(Data about app and page elements):
•••••

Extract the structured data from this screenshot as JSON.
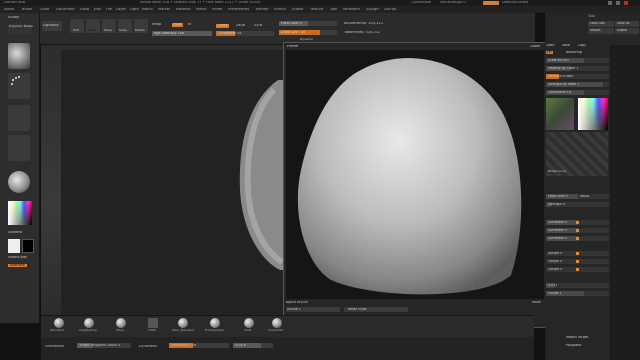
{
  "title_bar": {
    "app": "ZBrush 4R6",
    "info": "Active Mem 378  •  Scratch Disk 77  •  Free Mem 1117  •  Timer 0.003",
    "quicksave": "QuickSave",
    "seethrough": "See-through  0",
    "menus_label": "Menus",
    "script_label": "DefaultZScript"
  },
  "menu_bar": {
    "items": [
      "Alpha",
      "Brush",
      "Color",
      "Document",
      "Draw",
      "Edit",
      "File",
      "Layer",
      "Light",
      "Macro",
      "Marker",
      "Material",
      "Movie",
      "Picker",
      "Preferences",
      "Render",
      "Stencil",
      "Stroke",
      "Texture",
      "Tool",
      "Transform",
      "Zplugin",
      "Zscript"
    ]
  },
  "toolbar": {
    "xlcade": "XScale",
    "projection_master": "Projection Master",
    "lightbox": "LightBox",
    "edit": "Edit",
    "draw": "Draw",
    "move": "Move",
    "scale": "Scale",
    "rotate": "Rotate",
    "mrgb": "Mrgb",
    "rgb": "Rgb",
    "m": "M",
    "zadd": "Zadd",
    "zsub": "Zsub",
    "zcut": "Zcut",
    "rgb_intensity": "Rgb Intensity 100",
    "z_intensity": "Z Intensity 32",
    "focal_shift": "Focal Shift 0",
    "draw_size": "Draw Size 718",
    "dynamic": "Dynamic",
    "active_points": "ActivePoints: 525,212",
    "total_points": "TotalPoints: 525,212"
  },
  "left_shelf": {
    "gradient_label": "Gradient",
    "switch_color_label": "SwitchColor",
    "alternate_label": "Alternate"
  },
  "frame_dialog": {
    "title": "Frame",
    "zoom_label": "Zoom",
    "alpha_label": "Alpha On/Off",
    "xscale_field": "XScale 1",
    "reset_scale": "Reset Scale",
    "ok": "OK",
    "cancel": "CANCEL",
    "move_label": "Move"
  },
  "right_panel": {
    "tool_label": "Tool",
    "load_tool": "Load Tool",
    "save_as": "Save As",
    "import": "Import",
    "export": "Export",
    "open": "Open",
    "save": "Save",
    "copy": "Copy",
    "on": "On",
    "noise_plug": "NoisePlug",
    "scale_value": "Scale 69.293",
    "magnify": "Magnify By Scale 1",
    "strength": "Strength 0.0867",
    "strength_mask": "Strength By Mask 1",
    "color_blend": "ColorBlend 0.6",
    "noise_curve": "Noise Curve",
    "focal_shift": "Focal Shift 0",
    "offset": "Offset",
    "strength2": "Strength 0",
    "sdiv_x": "3DOffsetX 0",
    "sdiv_y": "3DOffsetY 0",
    "sdiv_z": "2DOffsetZ 0",
    "x_angle": "XAngle 0",
    "y_angle": "YAngle 0",
    "z_angle": "ZAngle 0",
    "val_a": "0.031",
    "y_scale": "YScale 1",
    "morph_target": "Morph Target",
    "polypaint": "Polypaint"
  },
  "brush_bar": {
    "brushes": [
      "Standard",
      "ClayBuildup",
      "Move",
      "Inflat",
      "hPolish",
      "Dam_Standard",
      "TrimDynamic",
      "hPolish",
      "Slide",
      "InnerOrbit"
    ]
  },
  "status_bar": {
    "zremesher": "ZRemesher",
    "target_poly": "Target Polygons Count 5",
    "dynamesh": "DynaMesh",
    "resolution": "Resolution 128",
    "subdiv": "SDiv 6"
  },
  "colors": {
    "accent": "#d87a2a",
    "frame_border": "#555555"
  }
}
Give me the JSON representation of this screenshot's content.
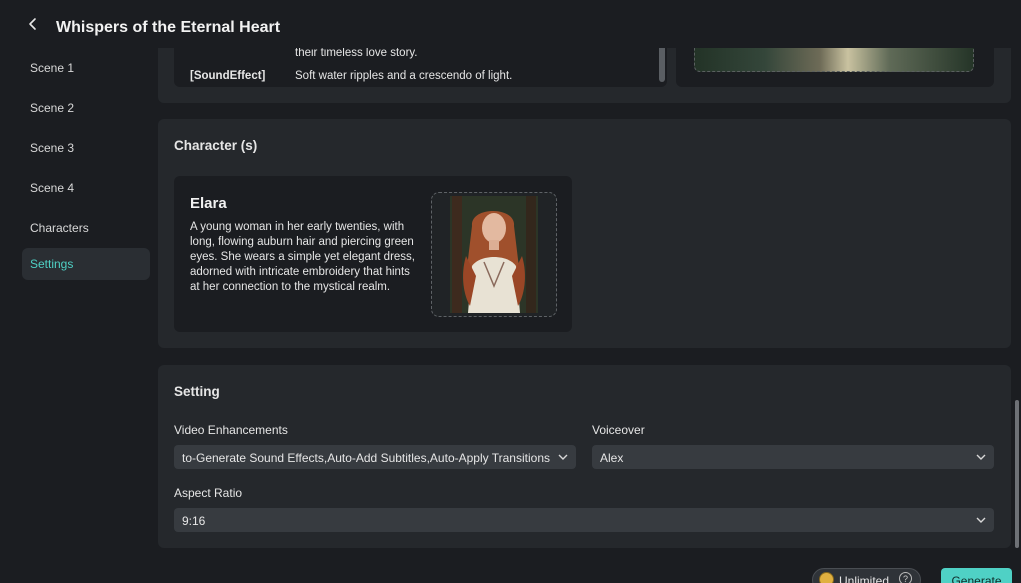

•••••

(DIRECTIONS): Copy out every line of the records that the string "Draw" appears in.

(SOLUTION):
      "Draw",
    "draw": "Draw",
    "draw_size": "Draw Size 718",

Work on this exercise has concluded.